A couple of months before the regatta, a friend of Bob Berry, Bob Whitford, who is the director of facilities and operation at Nathan Benderson Park and an old rower and rowing advocate, contacted Norm Thetford, SIR’s director, to ask if Linda and James could race in the able-bodied mixed double event using Bob’s remote-controlled steering system. Thetford said yes.
However, then there was a fly in the ointment.
On the morning of Linda and James’s 1,000-metre race, Thetford had changed his mind. He contacted Whitford to tell him that he was under the impression that only one in the Linda/James crew was blind and that they would race in the so-called inclusive event where one rower is blind and the other is sighted. Thetford added that he had never heard of the Remote Coxswain system. Thetford said that if Linda and James decided to race in the able-bodied mixed double event with the Remote Coxswain, ‘they would not be able to medal due to them having an “unfair advantage”,’ Bob said. ‘I can’t understand his judgement call that morning,’ he added.
Thetford gave the Mumfords the option to race later in the inclusion double sculls, which had all male entries, where they would be able to medal. ‘Linda and James opted to row in the mixed doubles to prove my steering system and prove that blind people can compete against others with vision,’ Bob said.
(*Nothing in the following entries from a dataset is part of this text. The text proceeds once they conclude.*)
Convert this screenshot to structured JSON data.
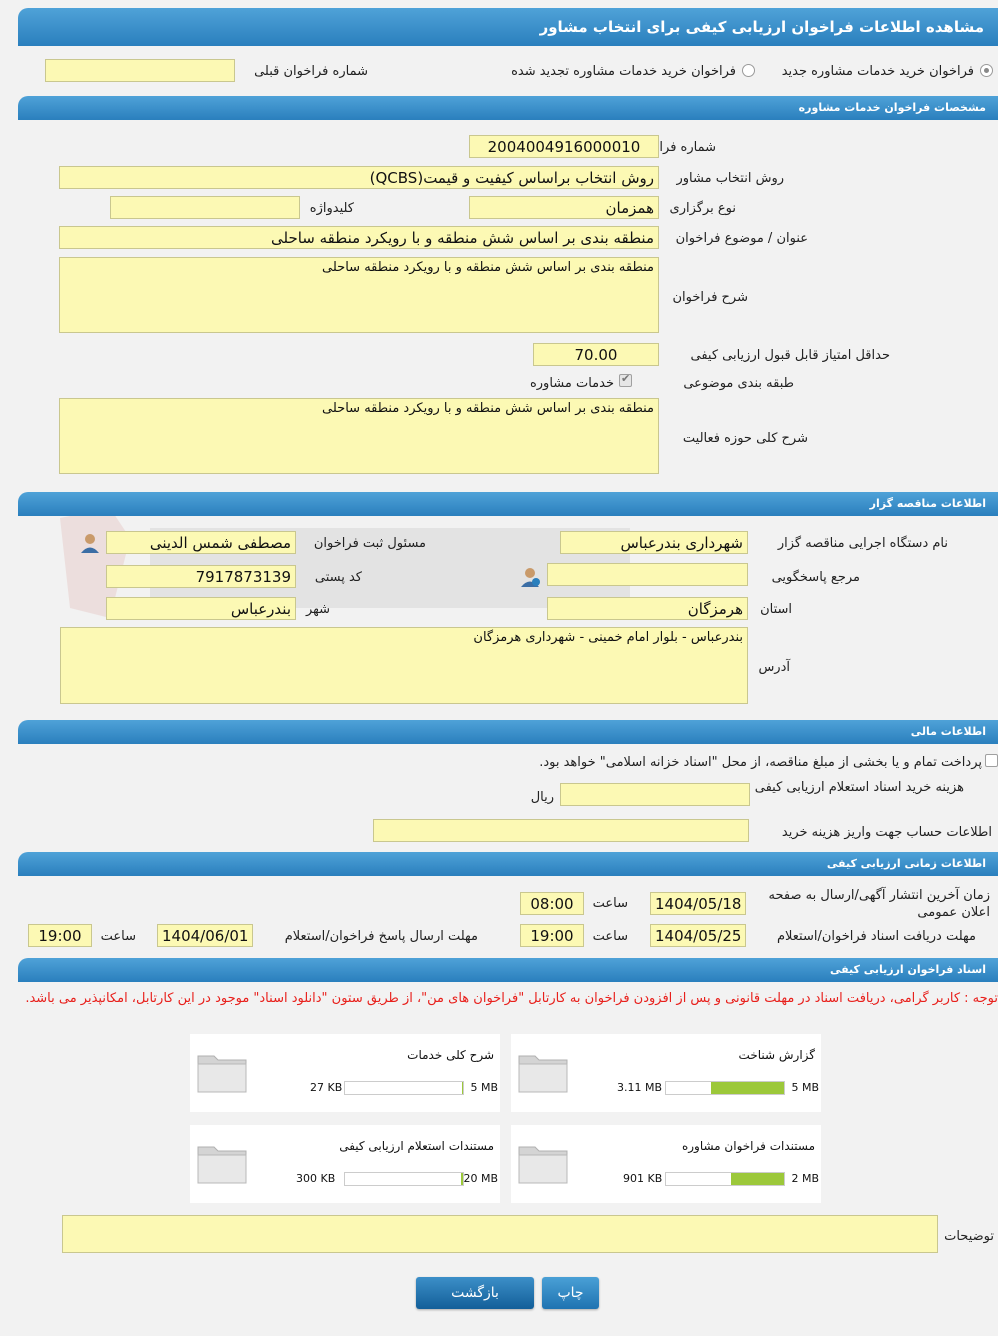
{
  "page": {
    "title": "مشاهده اطلاعات فراخوان ارزیابی کیفی برای انتخاب مشاور",
    "radio_new": "فراخوان خرید خدمات مشاوره جدید",
    "radio_renewed": "فراخوان خرید خدمات مشاوره تجدید شده",
    "prev_call_label": "شماره فراخوان قبلی",
    "prev_call_value": ""
  },
  "consultancy": {
    "header": "مشخصات فراخوان خدمات مشاوره",
    "call_number_label": "شماره فراخوان",
    "call_number": "2004004916000010",
    "method_label": "روش انتخاب مشاور",
    "method": "روش انتخاب براساس کیفیت و قیمت(QCBS)",
    "hold_type_label": "نوع برگزاری",
    "hold_type": "همزمان",
    "keyword_label": "کلیدواژه",
    "keyword": "",
    "subject_label": "عنوان / موضوع فراخوان",
    "subject": "منطقه بندی بر اساس شش منطقه و با رویکرد منطقه ساحلی",
    "description_label": "شرح فراخوان",
    "description": "منطقه بندی بر اساس شش منطقه و با رویکرد منطقه ساحلی",
    "min_score_label": "حداقل امتیاز قابل قبول ارزیابی کیفی",
    "min_score": "70.00",
    "category_label": "طبقه بندی موضوعی",
    "category_option": "خدمات مشاوره",
    "scope_label": "شرح کلی حوزه فعالیت",
    "scope": "منطقه بندی بر اساس شش منطقه و با رویکرد منطقه ساحلی"
  },
  "tenderer": {
    "header": "اطلاعات مناقصه گزار",
    "org_label": "نام دستگاه اجرایی مناقصه گزار",
    "org": "شهرداری بندرعباس",
    "registrar_label": "مسئول ثبت فراخوان",
    "registrar": "مصطفی شمس الدینی",
    "responder_label": "مرجع پاسخگویی",
    "responder": "",
    "postal_label": "کد پستی",
    "postal": "7917873139",
    "province_label": "استان",
    "province": "هرمزگان",
    "city_label": "شهر",
    "city": "بندرعباس",
    "address_label": "آدرس",
    "address": "بندرعباس - بلوار امام خمینی - شهرداری هرمزگان"
  },
  "financial": {
    "header": "اطلاعات مالی",
    "treasury_note": "پرداخت تمام و یا بخشی از مبلغ مناقصه، از محل \"اسناد خزانه اسلامی\" خواهد بود.",
    "fee_label": "هزینه خرید اسناد استعلام ارزیابی کیفی",
    "fee_value": "",
    "fee_unit": "ریال",
    "account_label": "اطلاعات حساب جهت واریز هزینه خرید",
    "account_value": ""
  },
  "timing": {
    "header": "اطلاعات زمانی ارزیابی کیفی",
    "publish_label": "زمان آخرین انتشار آگهی/ارسال به صفحه اعلان عمومی",
    "publish_date": "1404/05/18",
    "publish_time": "08:00",
    "receive_label": "مهلت دریافت اسناد فراخوان/استعلام",
    "receive_date": "1404/05/25",
    "receive_time": "19:00",
    "submit_label": "مهلت ارسال پاسخ فراخوان/استعلام",
    "submit_date": "1404/06/01",
    "submit_time": "19:00",
    "time_label": "ساعت"
  },
  "documents": {
    "header": "اسناد فراخوان ارزیابی کیفی",
    "note": "توجه : کاربر گرامی، دریافت اسناد در مهلت قانونی و پس از افزودن فراخوان به کارتابل \"فراخوان های من\"، از طریق ستون \"دانلود اسناد\" موجود در این کارتابل، امکانپذیر می باشد.",
    "files": [
      {
        "name": "گزارش شناخت",
        "size": "3.11 MB",
        "max": "5 MB",
        "fraction": 0.62
      },
      {
        "name": "شرح کلی خدمات",
        "size": "27 KB",
        "max": "5 MB",
        "fraction": 0.01
      },
      {
        "name": "مستندات فراخوان مشاوره",
        "size": "901 KB",
        "max": "2 MB",
        "fraction": 0.45
      },
      {
        "name": "مستندات استعلام ارزیابی کیفی",
        "size": "300 KB",
        "max": "20 MB",
        "fraction": 0.02
      }
    ],
    "remarks_label": "توضیحات",
    "remarks": ""
  },
  "buttons": {
    "back": "بازگشت",
    "print": "چاپ"
  },
  "colors": {
    "header_blue": "#2a7fbd",
    "field_yellow": "#fcf9b4",
    "note_red": "#e8201c",
    "progress_green": "#9cc83a"
  }
}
‘The disadvantage for Linda and James is they are hearing impaired. Linda can only hear James through a microphone that transmits to her cochlear implants and James can only hear me through a microphone attached to my collar. If anything, they have a real disadvantage of being blind, and any use of the rudder will technically slow them down. So where is the “unfair advantage” here?’ Bob asked.
‘It was very windy, and they got a bad start. When it was time to start rowing, James thought he was hearing “don’t row”. They lost approximately 15 seconds at the start. This was a real disadvantage,’ Bob said with frustration in his voice.
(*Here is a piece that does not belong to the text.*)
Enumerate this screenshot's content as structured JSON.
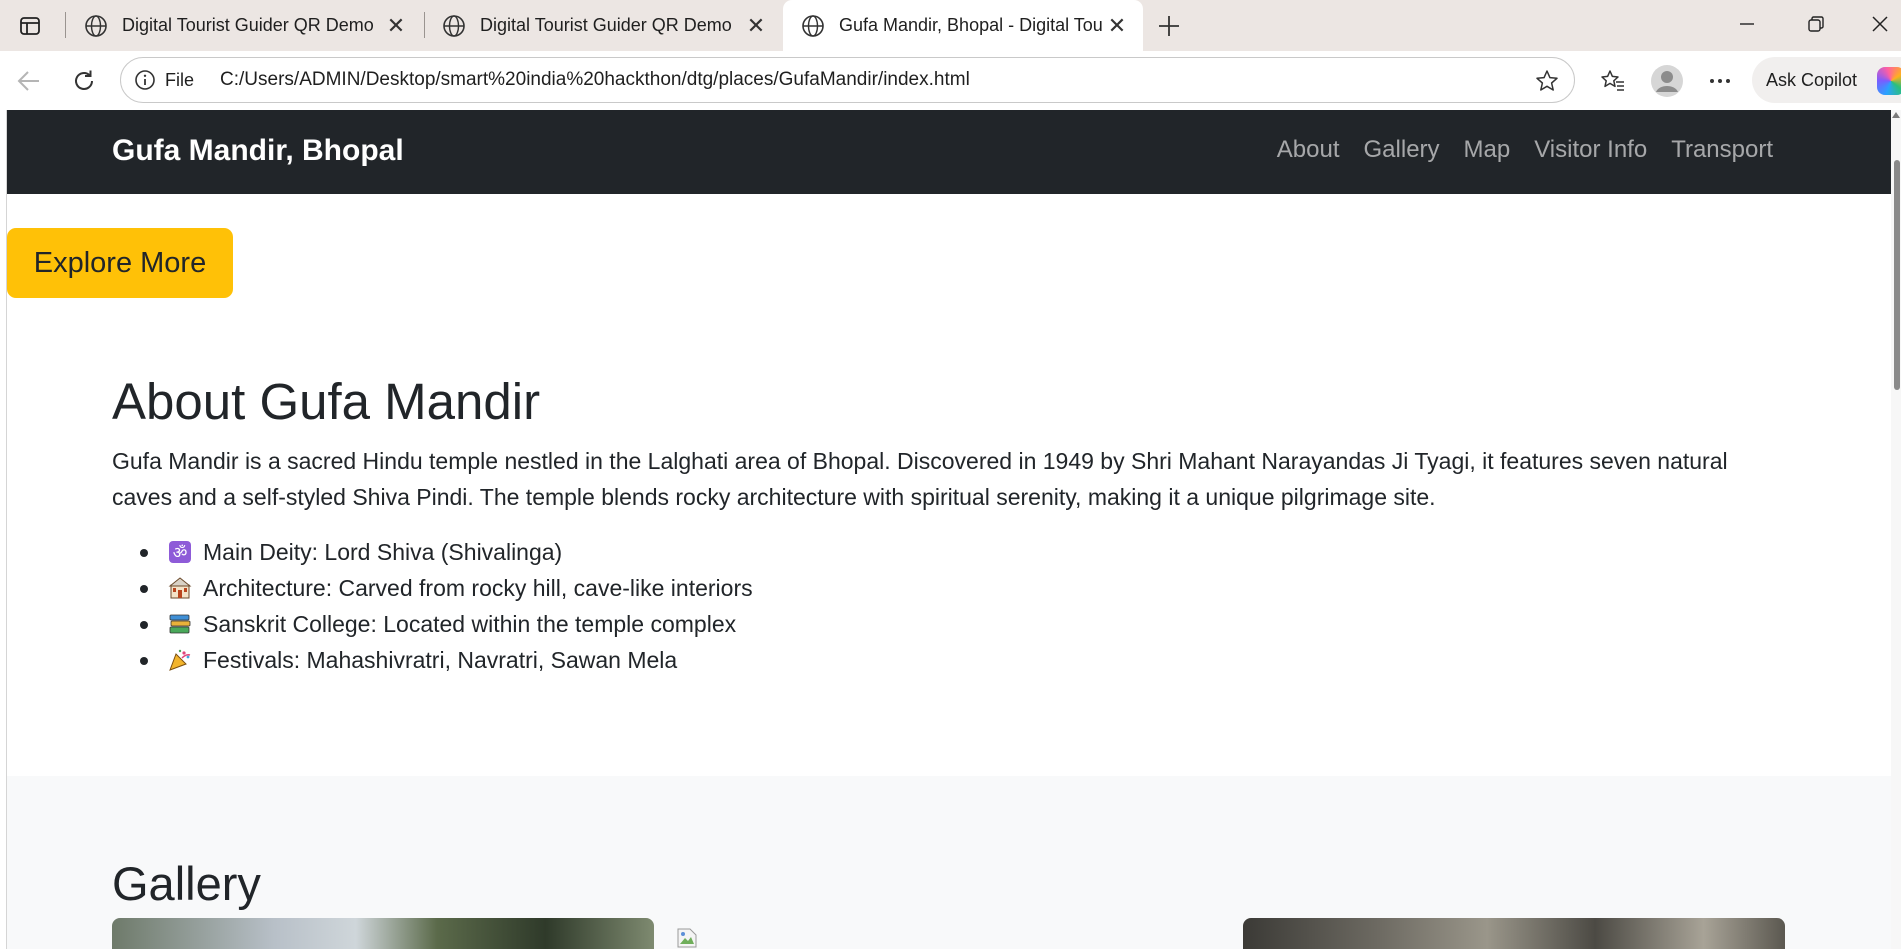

Strangely enough, the top modern speaker system with a loudspeaker at every start ponton was not used for the Mumfords’ race.
‘If the race starting official had used the speaker system instead of one single megaphone, Linda and James would have heard the “sit ready” and “row” commands,’ Bob said. ‘These are all lessons we need to pay close attention to – because while we take these senses for granted, Linda and James can’t do that.’
For an event which would like to see itself as, ‘one of the premier regattas to kick off the outdoor sprint racing season and is designated as a U.S. Rowing Nationally Designated Regatta’, the snafu with the speaker system and Regatta Director Norm Thetford’s unexpected U-turn regarding the use of Bob’s remote device for the Mumfords’ race would call that claim into question.
On top of that, the regatta organising club, Sarasota County RC, a masters-only rowing club located at Blackburn Point in Osprey, Florida, is also home to the Sarasota Adaptive Rowing Program (SARP), which mission, according to the programme’s website, ‘is to provide disabled veterans and other disabled athletes with year ‘round opportunities to build physical fitness, self-esteem and community connections through rowing’.
Furthermore, one of SARP’s two primary strategic goals is to ‘provide disabled athletes with the opportunity to learn, practice and compete in the sport of rowing in a safe, supportive and accessible environment with professional coaching and appropriate equipment and facilities.’
The only way to see how SIR acted in the case of Linda and James Mumford is that the regatta miserably failed to support these two blind and deaf master rowers in their endevour to race on equal terms against fellow able-bodied rowers. SIR Director Norm Thetford showed both lack of good judgment and tact. What a shame.